By Bryan Gold

The Hampton Roads Information Technology Consortium has reduced costs while increasing service delivery and economic competitiveness.

Although it might be hard to believe, there was a time when parts of high-tech Virginia struggled to get technology out of first gear. Of course, that was a number of years ago, before the Internet became the major presence that it is today. But thanks to a regional focus, the Internet helped one Virginia region put technology use in overdrive.

The Hampton Roads Information Technology Consortium, featuring some local jurisdictions in the southeastern part of the commonwealth -- including many near the shore of the Atlantic Ocean -- was born out of a desire to share in the development of technology projects to reduce costs.

"We recognized from the get-go that we were making it possible for some jurisdictions to deploy technology, [because] on their own they simply wouldnt have the resources," said John C. Eagle, director of Information Services for Hampton, which has a population of nearly 140,000. "Through economies of scale, we could reduce costs

sufficiently to allow smaller jurisdictions to participate."

The other participants in this unique form of knowledge management are James City County and the cities of Chesapeake, Newport News, Norfolk, Portsmouth, Suffolk and Virginia Beach. Besides making Virginia Beach the largest city, its 430,000 residents make it the anchor of a region

containing nearly 1.5 million.

Informal Yet Informational

Today the consortiums participants meet for breakfast once a month to discuss the issues and to make sure everyone is on the same page. Not all participants in the consortium have to take part in every project, but the gathering gives IT directors in the Hampton Roads region a chance to discuss situations and come up with solutions.

"The spirit of cooperation that exists today between the IT executives of each jurisdiction is really something that I am very proud to be a part of. Its amazing the amount of sharing and discussion that goes on," Eagle said.

"We explore regional approaches to building technology infrastructure for performing city functions and delivery of services to the citizens," said Ramesh Kapoor, director of Information Services in Norfolk. Kapoor is also the current president of the Metropolitan Information Exchange (MIX), an organization of local chief information officers and IT directors.

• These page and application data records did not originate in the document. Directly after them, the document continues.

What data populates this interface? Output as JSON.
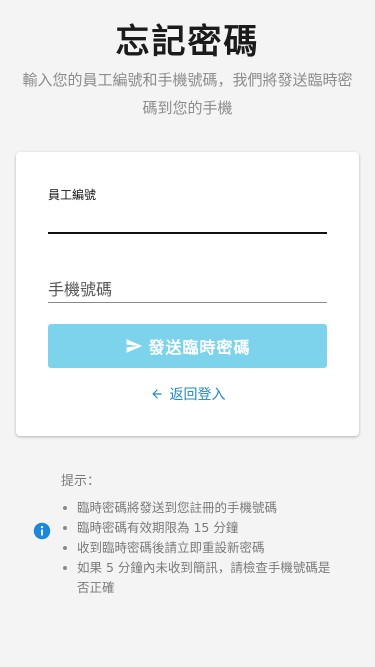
{
  "header": {
    "title": "忘記密碼",
    "subtitle": "輸入您的員工編號和手機號碼，我們將發送臨時密碼到您的手機"
  },
  "form": {
    "employee_id_label": "員工編號",
    "phone_label": "手機號碼",
    "send_button_label": "發送臨時密碼",
    "back_link_label": "返回登入"
  },
  "tips": {
    "title": "提示：",
    "items": [
      "臨時密碼將發送到您註冊的手機號碼",
      "臨時密碼有效期限為 15 分鐘",
      "收到臨時密碼後請立即重設新密碼",
      "如果 5 分鐘內未收到簡訊，請檢查手機號碼是否正確"
    ]
  },
  "icons": {
    "send": "send-icon",
    "back": "arrow-left-icon",
    "info": "info-icon"
  },
  "colors": {
    "accent": "#1e88c8",
    "button_disabled": "#7dd3ec",
    "info": "#1e88d8"
  }
}
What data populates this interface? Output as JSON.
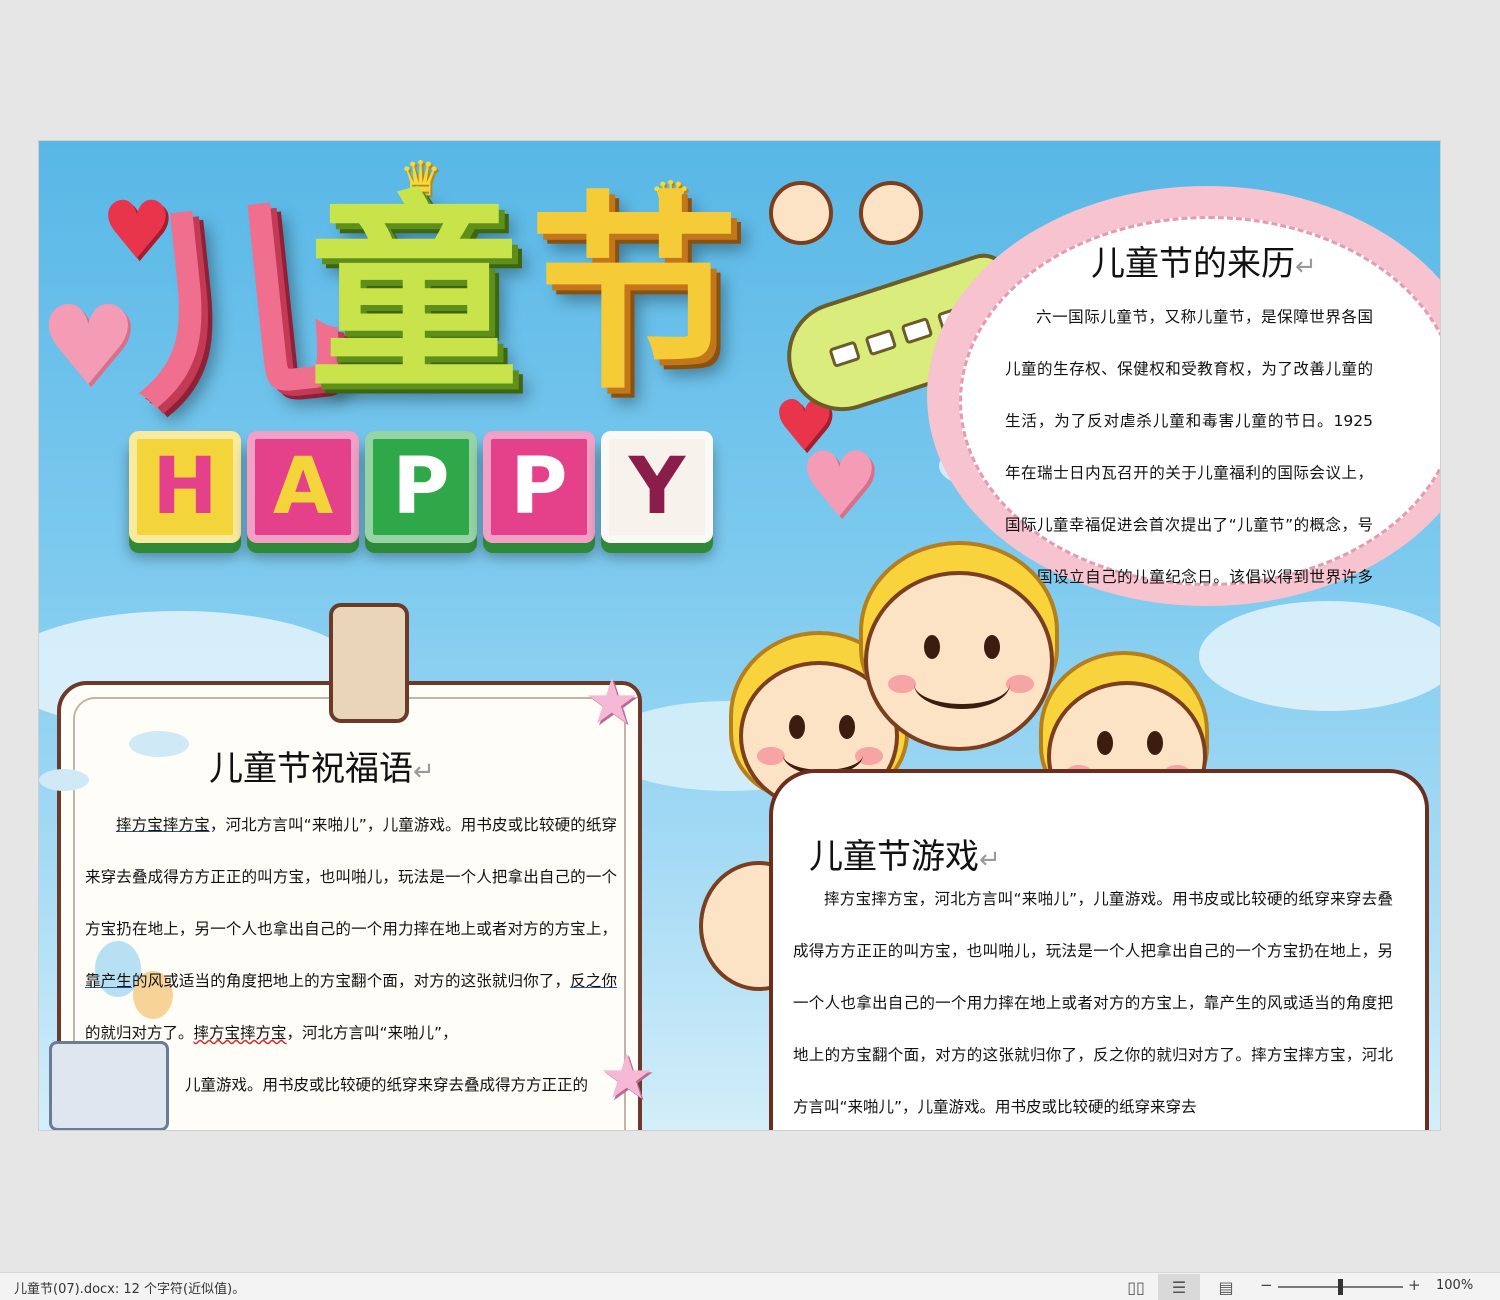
{
  "document": {
    "title_art": {
      "characters": [
        "儿",
        "童",
        "节"
      ],
      "happy_letters": [
        "H",
        "A",
        "P",
        "P",
        "Y"
      ],
      "happy_colors": [
        "#f3d43a",
        "#e5408a",
        "#2fa84a",
        "#e5408a",
        "#f7f2ec"
      ],
      "happy_text_colors": [
        "#e5408a",
        "#f3d43a",
        "#ffffff",
        "#ffffff",
        "#8b1d4a"
      ]
    },
    "history": {
      "title": "儿童节的来历",
      "para_mark": "↵",
      "paragraphs": [
        "六一国际儿童节，又称儿童节，是保障世界各国儿童的生存权、保健权和受教育权，为了改善儿童的生活，为了反对虐杀儿童和毒害儿童的节日。1925 年在瑞士日内瓦召开的关于儿童福利的国际会议上，国际儿童幸福促进会首次提出了“儿童节”的概念，号召各国设立自己的儿童纪念日。该倡议得到世界许多国家的赞同。之后，数国家逐渐定为"
      ]
    },
    "wishes": {
      "title": "儿童节祝福语",
      "para_mark": "↵",
      "p1_a": "摔方宝摔方宝",
      "p1_b": "，河北方言叫“来啪儿”，儿童游戏。用书皮或比较硬的纸穿来穿去叠成得方方正正的叫方宝，也叫啪儿，玩法是一个人把拿出自己的一个方宝扔在地上，另一个人也拿出自己的一个用力摔在地上或者对方的方宝上，",
      "p1_c": "靠产生",
      "p1_d": "的风或适当的角度把地上的方宝翻个面，对方的这张就归你了，",
      "p1_e": "反之你",
      "p1_f": "的就归对方了。",
      "p1_g": "摔方宝摔方宝",
      "p1_h": "，河北方言叫“来啪儿”，",
      "p2": "儿童游戏。用书皮或比较硬的纸穿来穿去叠成得方方正正的"
    },
    "games": {
      "title": "儿童节游戏",
      "para_mark": "↵",
      "paragraphs": [
        "摔方宝摔方宝，河北方言叫“来啪儿”，儿童游戏。用书皮或比较硬的纸穿来穿去叠成得方方正正的叫方宝，也叫啪儿，玩法是一个人把拿出自己的一个方宝扔在地上，另一个人也拿出自己的一个用力摔在地上或者对方的方宝上，靠产生的风或适当的角度把地上的方宝翻个面，对方的这张就归你了，反之你的就归对方了。摔方宝摔方宝，河北方言叫“来啪儿”，儿童游戏。用书皮或比较硬的纸穿来穿去"
      ]
    }
  },
  "status_bar": {
    "doc_info": "儿童节(07).docx: 12 个字符(近似值)。",
    "zoom_minus": "−",
    "zoom_plus": "+",
    "zoom_level": "100%",
    "read_mode_icon": "read-mode-icon",
    "print_layout_icon": "print-layout-icon",
    "web_layout_icon": "web-layout-icon"
  },
  "colors": {
    "sky": "#58b7e6",
    "history_ring": "#f6c3cf",
    "card_border": "#6b3a2a"
  }
}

But there was a time when the Internet brought the group together. Fixed budgets and scarce resources had let a number of opportunities to exploit new technology go unexplored. But at the same time the jurisdictions were being told to meet the challenge of creating more effective and efficient government through the use of technology. So it was only fitting that the consortiums first project was shared Internet connectivity and Internet services, including the Web and e-mail.

"This was in a time when connectivity was expensive and no jurisdiction had a Web site. The larger cities of Norfolk and Virginia Beach could have probably gotten Internet access all by themselves, but instead they provided the leadership to make it a shared project through which

smaller cities could also get connected," Eagle confided.

By including the rest of the group, Norfolk, which has about 215,000 residents, and Virginia Beach were able

to significantly reduce their costs. In fact, Eagle noted, the consortium has been very effective at exploiting the cost-saving opportunities possible by taking a regional approach. In addition to reduced costs, the direct benefits to the participants through collaborative efforts include:

enhanced service delivery, expansion of available resources through shared knowledge, improved relationships at all levels, a stronger influence over vendors and third-party technology providers, regional economic development and cooperation and the advancement of electronic government, which is especially important in post-Y2K times.